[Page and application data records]
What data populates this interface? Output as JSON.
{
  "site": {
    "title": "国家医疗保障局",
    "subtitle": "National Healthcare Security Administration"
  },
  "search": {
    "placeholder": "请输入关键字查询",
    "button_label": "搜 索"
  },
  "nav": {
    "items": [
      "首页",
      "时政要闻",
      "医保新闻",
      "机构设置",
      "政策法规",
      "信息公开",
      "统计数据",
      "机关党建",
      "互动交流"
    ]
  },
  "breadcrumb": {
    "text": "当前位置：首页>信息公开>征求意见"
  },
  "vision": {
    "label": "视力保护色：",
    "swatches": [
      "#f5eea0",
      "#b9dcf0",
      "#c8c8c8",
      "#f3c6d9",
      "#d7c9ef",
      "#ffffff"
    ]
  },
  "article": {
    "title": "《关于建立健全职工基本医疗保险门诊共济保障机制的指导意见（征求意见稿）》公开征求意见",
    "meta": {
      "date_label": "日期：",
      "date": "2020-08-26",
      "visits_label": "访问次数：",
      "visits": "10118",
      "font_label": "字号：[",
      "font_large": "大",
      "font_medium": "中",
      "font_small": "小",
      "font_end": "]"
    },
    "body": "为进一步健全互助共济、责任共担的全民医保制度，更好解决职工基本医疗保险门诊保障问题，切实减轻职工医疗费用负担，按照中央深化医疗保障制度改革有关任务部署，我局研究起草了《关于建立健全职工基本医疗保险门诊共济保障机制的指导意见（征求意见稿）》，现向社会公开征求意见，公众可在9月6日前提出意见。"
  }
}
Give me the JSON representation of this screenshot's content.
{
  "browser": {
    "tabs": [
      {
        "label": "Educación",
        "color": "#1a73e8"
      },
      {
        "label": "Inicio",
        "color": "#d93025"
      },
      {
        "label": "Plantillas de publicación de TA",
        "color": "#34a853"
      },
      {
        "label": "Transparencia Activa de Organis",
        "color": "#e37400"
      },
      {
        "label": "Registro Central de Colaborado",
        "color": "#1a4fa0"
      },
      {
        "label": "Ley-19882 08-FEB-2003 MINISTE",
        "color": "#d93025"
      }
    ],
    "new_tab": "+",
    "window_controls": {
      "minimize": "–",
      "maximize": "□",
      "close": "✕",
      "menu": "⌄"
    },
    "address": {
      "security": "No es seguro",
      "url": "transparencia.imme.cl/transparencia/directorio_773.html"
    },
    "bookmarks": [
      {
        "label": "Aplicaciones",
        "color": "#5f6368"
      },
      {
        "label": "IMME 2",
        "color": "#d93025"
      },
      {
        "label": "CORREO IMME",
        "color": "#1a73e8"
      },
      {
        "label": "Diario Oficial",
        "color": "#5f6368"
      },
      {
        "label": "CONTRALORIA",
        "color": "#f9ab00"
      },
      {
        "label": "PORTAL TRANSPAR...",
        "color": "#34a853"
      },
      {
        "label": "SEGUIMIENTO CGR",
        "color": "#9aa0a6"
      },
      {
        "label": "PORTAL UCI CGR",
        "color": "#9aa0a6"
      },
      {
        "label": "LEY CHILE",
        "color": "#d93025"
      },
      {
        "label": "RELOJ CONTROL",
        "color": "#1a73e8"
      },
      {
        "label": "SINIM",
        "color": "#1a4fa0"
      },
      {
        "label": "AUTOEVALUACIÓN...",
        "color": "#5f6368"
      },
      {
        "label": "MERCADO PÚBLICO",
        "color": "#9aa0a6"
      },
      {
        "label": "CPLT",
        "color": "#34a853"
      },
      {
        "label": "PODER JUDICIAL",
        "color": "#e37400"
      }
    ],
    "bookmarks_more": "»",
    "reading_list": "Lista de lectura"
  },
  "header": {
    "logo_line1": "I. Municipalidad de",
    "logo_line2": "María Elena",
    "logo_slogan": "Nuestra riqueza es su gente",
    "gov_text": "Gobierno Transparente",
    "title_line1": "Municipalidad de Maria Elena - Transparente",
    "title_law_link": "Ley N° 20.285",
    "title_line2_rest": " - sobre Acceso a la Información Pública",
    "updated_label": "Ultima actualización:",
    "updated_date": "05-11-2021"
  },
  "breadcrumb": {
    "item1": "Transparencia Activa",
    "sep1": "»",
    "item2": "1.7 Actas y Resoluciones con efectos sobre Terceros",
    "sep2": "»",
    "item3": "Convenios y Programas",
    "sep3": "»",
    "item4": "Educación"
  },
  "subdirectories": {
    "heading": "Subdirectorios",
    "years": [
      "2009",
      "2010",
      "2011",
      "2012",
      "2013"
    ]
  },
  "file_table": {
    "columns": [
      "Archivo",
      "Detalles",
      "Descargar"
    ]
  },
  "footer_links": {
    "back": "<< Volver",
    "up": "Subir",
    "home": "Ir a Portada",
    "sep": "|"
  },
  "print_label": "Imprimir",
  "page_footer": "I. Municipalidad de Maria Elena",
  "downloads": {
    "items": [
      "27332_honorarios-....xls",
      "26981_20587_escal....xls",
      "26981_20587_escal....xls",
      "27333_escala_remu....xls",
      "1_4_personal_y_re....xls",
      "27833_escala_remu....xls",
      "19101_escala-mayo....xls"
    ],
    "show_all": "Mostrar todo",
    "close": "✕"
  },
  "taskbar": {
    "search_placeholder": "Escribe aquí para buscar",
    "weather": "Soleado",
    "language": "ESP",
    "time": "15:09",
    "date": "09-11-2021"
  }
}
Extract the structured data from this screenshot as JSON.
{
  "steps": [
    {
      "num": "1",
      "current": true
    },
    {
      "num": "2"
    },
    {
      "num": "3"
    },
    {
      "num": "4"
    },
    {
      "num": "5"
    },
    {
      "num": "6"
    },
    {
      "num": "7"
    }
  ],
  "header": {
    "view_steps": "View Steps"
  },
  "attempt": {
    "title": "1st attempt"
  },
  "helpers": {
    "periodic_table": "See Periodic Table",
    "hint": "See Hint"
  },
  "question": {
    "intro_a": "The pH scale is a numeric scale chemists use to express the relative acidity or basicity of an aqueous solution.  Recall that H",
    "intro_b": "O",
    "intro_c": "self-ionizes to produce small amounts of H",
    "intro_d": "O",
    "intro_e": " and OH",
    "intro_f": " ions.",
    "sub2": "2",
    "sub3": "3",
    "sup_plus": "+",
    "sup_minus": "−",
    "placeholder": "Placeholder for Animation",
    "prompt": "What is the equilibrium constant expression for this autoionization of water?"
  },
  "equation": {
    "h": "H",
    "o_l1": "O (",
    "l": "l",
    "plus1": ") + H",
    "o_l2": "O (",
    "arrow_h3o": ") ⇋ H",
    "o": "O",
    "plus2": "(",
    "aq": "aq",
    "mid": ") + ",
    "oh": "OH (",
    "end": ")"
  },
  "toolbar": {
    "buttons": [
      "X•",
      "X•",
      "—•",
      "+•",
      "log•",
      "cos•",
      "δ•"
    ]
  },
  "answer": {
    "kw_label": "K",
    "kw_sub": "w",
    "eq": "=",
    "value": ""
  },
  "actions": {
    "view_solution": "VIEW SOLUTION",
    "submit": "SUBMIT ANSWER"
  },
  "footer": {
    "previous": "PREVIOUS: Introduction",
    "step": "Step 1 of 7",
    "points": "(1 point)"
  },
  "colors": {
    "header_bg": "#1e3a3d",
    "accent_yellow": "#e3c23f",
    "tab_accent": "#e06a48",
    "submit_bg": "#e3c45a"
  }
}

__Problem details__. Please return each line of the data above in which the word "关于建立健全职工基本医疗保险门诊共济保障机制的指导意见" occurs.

__Task response__.
    "title": "《关于建立健全职工基本医疗保险门诊共济保障机制的指导意见（征求意见稿）》公开征求意见",
    "body": "为进一步健全互助共济、责任共担的全民医保制度，更好解决职工基本医疗保险门诊保障问题，切实减轻职工医疗费用负担，按照中央深化医疗保障制度改革有关任务部署，我局研究起草了《关于建立健全职工基本医疗保险门诊共济保障机制的指导意见（征求意见稿）》，现向社会公开征求意见，公众可在9月6日前提出意见。"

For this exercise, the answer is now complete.